“The best way I can describe the Four Corners neighborhood of Chicago is find a length of rebar, scratch a big cross into the concrete, set your feet solid in the quadrant you like best, lean back, and start shooting.”
Officer Bobby Vargas is hard-edged but idealistic, a Chicago cop who stands at the epicenter of a subterranean plot that will have horrific ramifications for both himself and the entire city. Twenty-five years earlier, a gruesome murder rocked the unforgiving streets of Four Corners. Now, suddenly, a dying Chicago paper is running a serial exposé on new evidence in that old case, threatening to implicate Bobby and his older brother, Ruben - a decorated, high-ranking detective and cop- prince of the streets. The smear campaign stirs up decades-old bad blood, leading the Vargas brothers down an increasingly twisted and terrifying path, where the sins of the past threaten to destroy what remains of the truth.
As readers and critics discovered in his first novel, Calumet City, Charlie Newton’s Chicago is a landscape as brutal and poignant as any in modern crime fiction - a multi-faceted, shockingly violent labyrinth of gangland politics, political backstabbing, corporate malfeasance, and, possibly, hope. Start Shooting is a riveting read.
The Korean mafia. Female Japanese assassins. Corrupt Chicago cops. Biological weapons. Mexican street gangs. Lots of Tennessee Williams; and even cameos by Rene Zellweger and Jude Law (no kidding). This novel has it all, but not in a good way. It’s as if the author had ideas for two or three books and decided to cram them all into one sprawling plot. It all requires much exposition posing as dry dialogue. By the time the story reaches its violent crescendo, you’ve stopped caring.
1 of 1 people found this review helpful
I thought the book was "tedious. Most books I can't wait to get back to it. This one, I couldn't wait for it to be over. I just wanted to get to the end. The things that continually happened to Brennan were a little unbelievable. Average at best.
Would you try another book from Charlie Newton and/or the narrators?
What could Charlie Newton have done to make this a more enjoyable book for you?

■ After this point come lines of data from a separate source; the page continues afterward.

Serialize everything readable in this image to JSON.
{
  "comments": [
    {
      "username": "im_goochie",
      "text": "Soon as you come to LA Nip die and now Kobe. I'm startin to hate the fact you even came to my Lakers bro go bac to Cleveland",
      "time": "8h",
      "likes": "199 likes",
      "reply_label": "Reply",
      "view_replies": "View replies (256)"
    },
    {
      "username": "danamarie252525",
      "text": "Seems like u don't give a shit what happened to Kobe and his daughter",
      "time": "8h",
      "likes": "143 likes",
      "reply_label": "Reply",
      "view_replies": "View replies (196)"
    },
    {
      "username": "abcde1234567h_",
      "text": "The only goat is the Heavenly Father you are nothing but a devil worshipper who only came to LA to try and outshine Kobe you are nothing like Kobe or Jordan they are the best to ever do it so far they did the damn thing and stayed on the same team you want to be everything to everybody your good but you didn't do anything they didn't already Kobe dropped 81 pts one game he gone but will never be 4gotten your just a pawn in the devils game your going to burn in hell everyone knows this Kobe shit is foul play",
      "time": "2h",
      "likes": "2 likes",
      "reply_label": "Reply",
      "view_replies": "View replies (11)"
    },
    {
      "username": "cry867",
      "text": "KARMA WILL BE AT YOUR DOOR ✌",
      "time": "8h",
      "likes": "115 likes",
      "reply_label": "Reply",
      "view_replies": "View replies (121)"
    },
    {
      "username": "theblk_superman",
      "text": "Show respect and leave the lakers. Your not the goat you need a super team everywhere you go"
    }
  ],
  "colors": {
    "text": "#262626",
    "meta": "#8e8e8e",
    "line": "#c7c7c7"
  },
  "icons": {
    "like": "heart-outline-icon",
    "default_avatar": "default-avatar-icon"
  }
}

Stop repeating the same discussions over and over again. Move the story along. The characters repeated the same dialogue over and over, it got tiring. Characters weren't believable after that.